(Records excerpted from a collection)
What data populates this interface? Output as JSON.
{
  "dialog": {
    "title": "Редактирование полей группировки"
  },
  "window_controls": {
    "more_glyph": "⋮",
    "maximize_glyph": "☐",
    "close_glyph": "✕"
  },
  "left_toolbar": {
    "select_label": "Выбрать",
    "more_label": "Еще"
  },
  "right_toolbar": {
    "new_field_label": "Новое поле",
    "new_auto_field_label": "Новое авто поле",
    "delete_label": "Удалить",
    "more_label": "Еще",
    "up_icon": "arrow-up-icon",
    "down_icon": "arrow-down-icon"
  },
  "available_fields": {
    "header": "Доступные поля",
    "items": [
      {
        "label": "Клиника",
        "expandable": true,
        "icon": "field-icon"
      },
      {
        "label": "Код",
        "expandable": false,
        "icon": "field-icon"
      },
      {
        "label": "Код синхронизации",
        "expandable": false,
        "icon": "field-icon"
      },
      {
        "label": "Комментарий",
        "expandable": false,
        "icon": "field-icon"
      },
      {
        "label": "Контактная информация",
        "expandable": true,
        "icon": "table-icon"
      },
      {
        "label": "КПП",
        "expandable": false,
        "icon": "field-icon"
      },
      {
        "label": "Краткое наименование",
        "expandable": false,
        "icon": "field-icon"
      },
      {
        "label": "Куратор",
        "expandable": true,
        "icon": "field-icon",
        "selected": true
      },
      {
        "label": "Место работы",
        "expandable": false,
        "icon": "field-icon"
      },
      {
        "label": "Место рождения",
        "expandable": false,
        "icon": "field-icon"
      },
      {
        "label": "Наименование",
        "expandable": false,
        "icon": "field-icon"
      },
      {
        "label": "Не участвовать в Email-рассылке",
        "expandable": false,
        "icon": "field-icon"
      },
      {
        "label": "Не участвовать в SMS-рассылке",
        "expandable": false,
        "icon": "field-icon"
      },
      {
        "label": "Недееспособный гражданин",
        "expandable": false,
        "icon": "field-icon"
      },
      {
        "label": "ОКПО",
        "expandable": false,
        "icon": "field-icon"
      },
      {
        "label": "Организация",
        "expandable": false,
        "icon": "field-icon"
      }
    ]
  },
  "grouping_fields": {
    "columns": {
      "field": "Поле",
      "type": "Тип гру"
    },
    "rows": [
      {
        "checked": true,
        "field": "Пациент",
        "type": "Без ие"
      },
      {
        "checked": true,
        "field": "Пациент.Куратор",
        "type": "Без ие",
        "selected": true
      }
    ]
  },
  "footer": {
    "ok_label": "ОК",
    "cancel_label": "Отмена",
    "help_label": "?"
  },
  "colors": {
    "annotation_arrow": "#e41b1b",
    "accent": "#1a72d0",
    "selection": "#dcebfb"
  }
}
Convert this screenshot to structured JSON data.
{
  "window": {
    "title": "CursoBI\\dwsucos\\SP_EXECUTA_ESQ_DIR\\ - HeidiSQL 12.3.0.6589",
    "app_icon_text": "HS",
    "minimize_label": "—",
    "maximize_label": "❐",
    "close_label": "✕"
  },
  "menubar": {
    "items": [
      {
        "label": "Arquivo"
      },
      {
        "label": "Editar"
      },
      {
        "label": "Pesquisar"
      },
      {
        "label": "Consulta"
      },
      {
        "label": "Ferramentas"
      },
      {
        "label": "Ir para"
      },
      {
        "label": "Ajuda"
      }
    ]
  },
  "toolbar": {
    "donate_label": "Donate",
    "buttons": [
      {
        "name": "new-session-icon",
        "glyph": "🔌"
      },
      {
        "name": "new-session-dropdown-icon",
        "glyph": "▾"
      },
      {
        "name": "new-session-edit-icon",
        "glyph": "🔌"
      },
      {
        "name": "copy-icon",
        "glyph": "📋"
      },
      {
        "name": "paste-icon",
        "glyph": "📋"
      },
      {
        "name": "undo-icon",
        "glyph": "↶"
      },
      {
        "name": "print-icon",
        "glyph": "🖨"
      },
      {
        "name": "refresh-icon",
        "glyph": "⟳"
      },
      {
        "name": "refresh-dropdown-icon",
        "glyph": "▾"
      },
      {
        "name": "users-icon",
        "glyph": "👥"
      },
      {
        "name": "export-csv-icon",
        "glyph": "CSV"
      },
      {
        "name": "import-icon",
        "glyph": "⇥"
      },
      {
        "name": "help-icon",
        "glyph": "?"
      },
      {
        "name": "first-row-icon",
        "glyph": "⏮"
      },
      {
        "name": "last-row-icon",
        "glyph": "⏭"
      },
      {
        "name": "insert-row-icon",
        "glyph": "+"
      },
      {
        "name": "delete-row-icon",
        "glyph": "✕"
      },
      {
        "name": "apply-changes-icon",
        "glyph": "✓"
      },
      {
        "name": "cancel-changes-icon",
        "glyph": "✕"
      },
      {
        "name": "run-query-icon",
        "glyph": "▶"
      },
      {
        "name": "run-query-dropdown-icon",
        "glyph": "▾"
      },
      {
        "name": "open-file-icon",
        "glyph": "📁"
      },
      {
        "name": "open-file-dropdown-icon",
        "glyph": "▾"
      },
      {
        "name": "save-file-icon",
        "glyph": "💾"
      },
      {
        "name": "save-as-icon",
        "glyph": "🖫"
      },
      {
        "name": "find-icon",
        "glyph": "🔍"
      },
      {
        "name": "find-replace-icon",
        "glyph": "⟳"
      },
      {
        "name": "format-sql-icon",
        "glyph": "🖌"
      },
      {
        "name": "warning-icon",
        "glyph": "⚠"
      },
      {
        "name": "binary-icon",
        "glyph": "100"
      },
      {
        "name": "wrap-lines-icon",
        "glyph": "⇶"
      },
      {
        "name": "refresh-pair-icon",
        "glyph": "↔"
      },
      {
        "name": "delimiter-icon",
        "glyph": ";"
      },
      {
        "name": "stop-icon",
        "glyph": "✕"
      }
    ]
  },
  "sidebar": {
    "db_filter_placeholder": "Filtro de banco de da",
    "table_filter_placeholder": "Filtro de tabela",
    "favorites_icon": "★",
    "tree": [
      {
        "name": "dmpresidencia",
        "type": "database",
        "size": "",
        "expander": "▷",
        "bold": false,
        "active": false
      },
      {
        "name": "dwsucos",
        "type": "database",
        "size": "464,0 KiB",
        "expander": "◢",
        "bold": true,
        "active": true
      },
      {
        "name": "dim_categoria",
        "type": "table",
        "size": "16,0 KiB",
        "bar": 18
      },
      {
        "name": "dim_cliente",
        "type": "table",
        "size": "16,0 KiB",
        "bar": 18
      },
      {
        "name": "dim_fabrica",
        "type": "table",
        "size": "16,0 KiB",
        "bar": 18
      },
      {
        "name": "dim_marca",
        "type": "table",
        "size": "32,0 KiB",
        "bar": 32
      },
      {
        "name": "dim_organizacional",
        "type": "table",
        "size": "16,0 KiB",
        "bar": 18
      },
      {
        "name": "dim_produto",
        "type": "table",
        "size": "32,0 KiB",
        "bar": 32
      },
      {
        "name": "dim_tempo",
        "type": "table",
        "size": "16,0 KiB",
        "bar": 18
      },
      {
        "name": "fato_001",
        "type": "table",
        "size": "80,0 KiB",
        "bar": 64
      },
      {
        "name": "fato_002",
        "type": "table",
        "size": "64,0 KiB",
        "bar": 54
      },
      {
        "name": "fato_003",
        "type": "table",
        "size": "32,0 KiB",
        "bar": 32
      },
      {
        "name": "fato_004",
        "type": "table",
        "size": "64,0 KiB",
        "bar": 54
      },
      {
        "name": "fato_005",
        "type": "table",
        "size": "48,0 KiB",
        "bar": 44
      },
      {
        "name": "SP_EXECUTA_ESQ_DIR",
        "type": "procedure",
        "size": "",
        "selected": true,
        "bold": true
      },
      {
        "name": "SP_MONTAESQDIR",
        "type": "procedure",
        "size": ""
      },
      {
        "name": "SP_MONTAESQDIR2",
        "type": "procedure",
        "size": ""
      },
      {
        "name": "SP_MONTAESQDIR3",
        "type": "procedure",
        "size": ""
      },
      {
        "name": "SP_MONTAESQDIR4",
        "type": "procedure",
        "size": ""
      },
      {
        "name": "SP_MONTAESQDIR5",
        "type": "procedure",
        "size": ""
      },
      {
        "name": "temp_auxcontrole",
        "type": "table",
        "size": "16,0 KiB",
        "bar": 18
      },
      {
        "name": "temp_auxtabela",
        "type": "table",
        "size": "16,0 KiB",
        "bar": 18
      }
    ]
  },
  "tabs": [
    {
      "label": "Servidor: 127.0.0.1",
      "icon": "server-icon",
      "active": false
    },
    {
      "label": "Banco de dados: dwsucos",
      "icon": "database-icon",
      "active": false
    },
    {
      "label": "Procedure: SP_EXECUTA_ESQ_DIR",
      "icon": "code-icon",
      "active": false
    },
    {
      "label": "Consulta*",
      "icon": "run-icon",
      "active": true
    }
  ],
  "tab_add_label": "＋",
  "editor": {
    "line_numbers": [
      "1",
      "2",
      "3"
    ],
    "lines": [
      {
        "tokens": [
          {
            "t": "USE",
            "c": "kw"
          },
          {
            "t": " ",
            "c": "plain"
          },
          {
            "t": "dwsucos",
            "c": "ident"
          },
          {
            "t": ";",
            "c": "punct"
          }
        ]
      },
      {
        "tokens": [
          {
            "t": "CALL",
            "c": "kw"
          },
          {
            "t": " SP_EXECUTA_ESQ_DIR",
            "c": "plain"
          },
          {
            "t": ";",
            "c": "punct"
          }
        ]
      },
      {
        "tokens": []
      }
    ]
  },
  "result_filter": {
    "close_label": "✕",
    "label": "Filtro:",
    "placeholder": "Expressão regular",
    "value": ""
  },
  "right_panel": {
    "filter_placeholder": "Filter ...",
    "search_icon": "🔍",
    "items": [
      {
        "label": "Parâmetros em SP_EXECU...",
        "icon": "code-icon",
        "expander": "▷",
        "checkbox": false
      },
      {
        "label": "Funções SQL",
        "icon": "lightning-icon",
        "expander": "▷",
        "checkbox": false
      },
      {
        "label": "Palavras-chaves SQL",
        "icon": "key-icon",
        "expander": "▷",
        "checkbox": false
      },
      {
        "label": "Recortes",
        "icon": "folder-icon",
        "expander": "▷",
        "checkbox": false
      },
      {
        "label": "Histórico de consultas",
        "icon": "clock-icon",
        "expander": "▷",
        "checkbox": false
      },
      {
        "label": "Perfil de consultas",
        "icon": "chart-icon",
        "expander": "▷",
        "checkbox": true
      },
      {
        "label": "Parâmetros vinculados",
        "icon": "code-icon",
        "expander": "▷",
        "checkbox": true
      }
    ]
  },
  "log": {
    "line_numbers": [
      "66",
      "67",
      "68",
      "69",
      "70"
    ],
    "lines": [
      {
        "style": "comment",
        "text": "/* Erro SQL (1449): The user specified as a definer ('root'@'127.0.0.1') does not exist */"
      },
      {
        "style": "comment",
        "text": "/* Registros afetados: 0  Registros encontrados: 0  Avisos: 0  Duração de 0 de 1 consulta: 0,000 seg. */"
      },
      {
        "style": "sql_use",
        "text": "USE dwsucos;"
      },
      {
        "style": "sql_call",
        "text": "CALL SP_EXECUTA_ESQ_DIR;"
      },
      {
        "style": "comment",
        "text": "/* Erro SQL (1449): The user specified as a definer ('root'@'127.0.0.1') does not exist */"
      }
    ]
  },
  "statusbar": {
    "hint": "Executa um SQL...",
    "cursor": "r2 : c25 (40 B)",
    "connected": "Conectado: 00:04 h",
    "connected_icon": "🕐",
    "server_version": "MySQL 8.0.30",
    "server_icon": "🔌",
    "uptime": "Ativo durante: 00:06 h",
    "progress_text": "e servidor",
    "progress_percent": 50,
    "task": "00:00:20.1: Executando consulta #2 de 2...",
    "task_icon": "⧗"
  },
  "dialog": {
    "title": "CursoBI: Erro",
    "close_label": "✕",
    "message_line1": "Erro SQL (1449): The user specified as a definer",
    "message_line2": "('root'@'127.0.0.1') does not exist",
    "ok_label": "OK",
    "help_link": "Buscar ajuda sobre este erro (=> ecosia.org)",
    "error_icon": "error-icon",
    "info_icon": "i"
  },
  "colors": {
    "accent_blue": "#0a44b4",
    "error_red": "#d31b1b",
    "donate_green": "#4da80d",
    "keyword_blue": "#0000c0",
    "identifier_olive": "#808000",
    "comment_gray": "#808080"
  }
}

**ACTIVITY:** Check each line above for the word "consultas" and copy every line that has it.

**ANSWER BOX:**
        "label": "Histórico de consultas",
        "label": "Perfil de consultas",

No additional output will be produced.